I admit, this is why I’ve avoided It’s a Wonderful Life for 31 years. The most I’ve ever seen was Jimmy Stewart running through snowy streets, yelling “Merry Christmas!” at buildings, and maybe winking up at his ceiling, holding his family close. Seemed like some old-time, kumbaya shit to me. Sometime when I was a teen, I heard the movie was actually about suicide. What a crock. Was that a way to get teenagers to watch it? To get them to turn off the Sabbath records for 2 hours and give it a try? What Christian town did I grow up in?

It’s a Wonderful Life was on television all the time, when I was a kid; certainly around Christmas, but at least 4 or 5 other times during the year too. It’s always been that experience I knew I should have but always ran away from. It’s my sister’s favorite movie; that could’ve helped scare me away too. What I’m driving at is, I was a stupid, stupid, anti-establishment punk, poser kid.

itsPartly because it’s July and partly because the film doesn’t tip its hand too far about Christmas in the first 2 acts, I didn’t watch It’s a Wonderful Life as a Christmas movie. And, I think that was an excellent mindset going in. It didn’t have baggage and aesthetic cues I was searching for. It wasn’t until the day the money went missing, in fact, and seeing the snow on the streets and the Christmas tree in George Bailey’s house that the holiday time period registered. Watching it as a film alone, a lot hit home for me. A boy trying to do good by his neighbors, boss and community. A man trying to strike out on his own, away from the family business, and do what makes him happy. The desire to continue the family name in hard times. Making sacrifices to keep a community and his family strong. These are all the ideas that swamped me as a young man: fierce independence, wanting to travel, wanting to not be locked down by career or family. Even as an adult, I admire George Bailey as an early 20-something, an open future completely sprawled ahead of him.

The film’s message of sacrifice and hope aren’t lost on me. It’s a romantic, pleasant film with great performances from Stewart, Reed and all supporting players. It fits perfectly as a Christmas movie too. Help the community and the community will help you. It has a lot of good things to say about small town folk, and quite a few bad things to say about the rich moneymen. (Maybe another Eastern bank allegory like The Wizard of Oz?) It’s so apparent how many films take an anti-capitalist stance in the wake of the Great Depression; it’s partly to thank for how I was educated on the topic growing up. The Christmas Carol sequence with Clarence, the soon-to-be angel, showing Bailey what life could be like without him was the only aspect I really knew about the film before I saw it. In the end, as fiercely independent as Bailey is, regretting the course his life has taken, his nightmare “sobers” him to another reality: conformity. The message works fine for the time, 1946, and great for the holiday, Christmas, but it has a mixed result on me decades later.

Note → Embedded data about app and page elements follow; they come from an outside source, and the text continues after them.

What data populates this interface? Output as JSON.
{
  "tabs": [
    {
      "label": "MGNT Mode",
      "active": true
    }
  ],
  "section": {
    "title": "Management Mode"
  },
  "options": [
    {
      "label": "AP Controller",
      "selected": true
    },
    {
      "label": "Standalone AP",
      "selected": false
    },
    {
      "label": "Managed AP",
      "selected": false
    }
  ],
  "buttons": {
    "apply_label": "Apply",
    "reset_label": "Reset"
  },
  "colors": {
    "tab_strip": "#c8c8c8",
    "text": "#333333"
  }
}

Rather, I like to see It’s a Wonderful Life as a historical item; the result of depression and war, and a glimpse at the beckoning baby-boomers and materialism of the 1950s. The film is All-American, about fitting in, down to its core. There’s a lot to love, but The Parallax View is nowhere to be seen here.

Also, this is the one and only Frank Capra film I’ve ever seen. Might have to consider that for Auteur Cinema Shame next year…

1. Some Like It Hot (1959)
2. Persona (1966)
3. The Life and Death of Colonel Blimp (1943)
4. Napoleon Dynamite (2004)
5. The Searchers (1956)
6. It’s a Wonderful Life (1946)
7. Cinema Paradiso (1988)
8. Breathless (1960)
9. Fantastic Mr. Fox (2009) / Moonrise Kingdom (2012)
10. It Happened One Night (1934) / His Girl Friday (1940)
11. Sabrina (1954)
12. Hell in the Pacific (1968)